Even though one could argue that most of the whites in protests are anti-Trump and their intentions are merely driven ensuing Presidential elections, the scale and magnitude in solidarity of whites with blacks is unprecedented. The generational change in the attitudes in some sections of whites for the black rights and dignity is vivid and stark.

In contrast, India has showed an increasing polarisation between the untouchables and the upper caste in its fight against caste and untouchability. Unfortunately, in the Indian context, protests against any atrocities on untouchables and caste prejudices are seen as the sole responsibility of Dalits and protesters. Take the case of Una flogging incident of July, 2016, in front of a police station in Gujarat, which was videographed and uploaded with impunity by one of the floggers. The outcry was solely of the Dalits and the law to protect Scheduled Caste atrocities is yet to deliver its judgment.

Unfortunately, the assertion of Dalits is often expounded as sectarian and divisive politics in the upper caste lexicon and narratives. The reticent attitude of the urban middle-class elites on issues of caste atrocities and untouchability, and their ‘no-caste claims’ are often bragged as modern urban progressive spaces.

The disregard and denial of issues affecting the dignity and self-respect of the Dalits by the upper caste in the name of ‘progressivism’ is in contradiction with the voices of American whites advocating for rights and dignity of blacks.

The insouciance of Indian social and political elite on caste during the World Conference against Racism in 2001, is indeed a compromise with constitutional morality and a betrayal of normative humanitarian ideals. Upper caste reticence is in consonance with their absence in many of the mobilisations against killings, massacres, rapes and flogging ofdalits.Most vicious of the atrocities such as the rape and murder of Delta Meghwal and Rohit Vemula’s suicide have not stirred the conscience of Indian upper castes.

While Americans braved the global pandemic and appeared in public protests in large numbers, the plight of lakhs of migrants workers trudging home amid lockdown evoked a tepid response back home. What is conspicuously absent in India is the lack of civic consciousness, social and moral obligation among the upper castes who want to secure their false privilege.

The Indian police are under pressure by socially dominant culture, more often arrest the victims, and harass their families and brow-beat them to compromise. There is a resistance from police to invoke the very law created by the Constitution after the abolition of untouchability. Our educated upper castes keep silent or conveniently ignore this social malaise.
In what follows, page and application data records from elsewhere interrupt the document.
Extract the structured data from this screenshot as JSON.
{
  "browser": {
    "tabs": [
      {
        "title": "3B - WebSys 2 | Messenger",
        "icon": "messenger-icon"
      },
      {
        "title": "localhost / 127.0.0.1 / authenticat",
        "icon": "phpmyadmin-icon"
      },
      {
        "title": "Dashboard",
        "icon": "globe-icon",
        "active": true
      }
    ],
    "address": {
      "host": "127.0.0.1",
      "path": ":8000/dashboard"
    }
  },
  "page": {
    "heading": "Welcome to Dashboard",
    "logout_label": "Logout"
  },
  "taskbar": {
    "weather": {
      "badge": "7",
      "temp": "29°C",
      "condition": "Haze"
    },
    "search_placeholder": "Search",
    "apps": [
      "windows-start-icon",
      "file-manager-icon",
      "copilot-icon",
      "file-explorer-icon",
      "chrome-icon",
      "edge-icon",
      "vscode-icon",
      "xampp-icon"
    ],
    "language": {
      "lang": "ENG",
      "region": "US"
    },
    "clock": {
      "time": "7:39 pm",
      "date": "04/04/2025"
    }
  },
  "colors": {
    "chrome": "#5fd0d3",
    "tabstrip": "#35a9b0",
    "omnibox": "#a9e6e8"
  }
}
Reasons for the generational changes in the USA could be attributed to the evolution of a democratic ethos strongly built in a civic culture promoted by free thinking, free press and critical enquiry of the academicians and intellectuals. In India, public spaces including media and academic circles are characterised by a social morality entangled with Brahmanical values.

Social and castepositioning of the employer dominate the professional ethos both in governmental and private sector set up. While the civic culture of USA is shaped by the modern democratic values, the civic culture in India is still enmeshed in the traditional religious values and guided by regressive caste-influenced morality.

Indian upper caste can still learn from the repentance of white supremacists for their racist discrimination and their social and moral obligation to stand with every black in protest against George Floyd and Amy Cooper cases.

The socially privileged class in India shall rather understand that the equality is not only the right of the untouchables, but also the obligation of the upper castes. If it doesn’t happen soon, we will have a million George Floyd protests unfortunately so, only by the untouchables and victims in India, shaking the foundations of this nation.

Disclaimer:The author holds a PhD from Jawaharlal Nehru University, New Delhi. She has in the past taught Political Science at SPM College, Delhi University. Views expressed are personal. ​

first published:June 06, 2020, 11:40 IST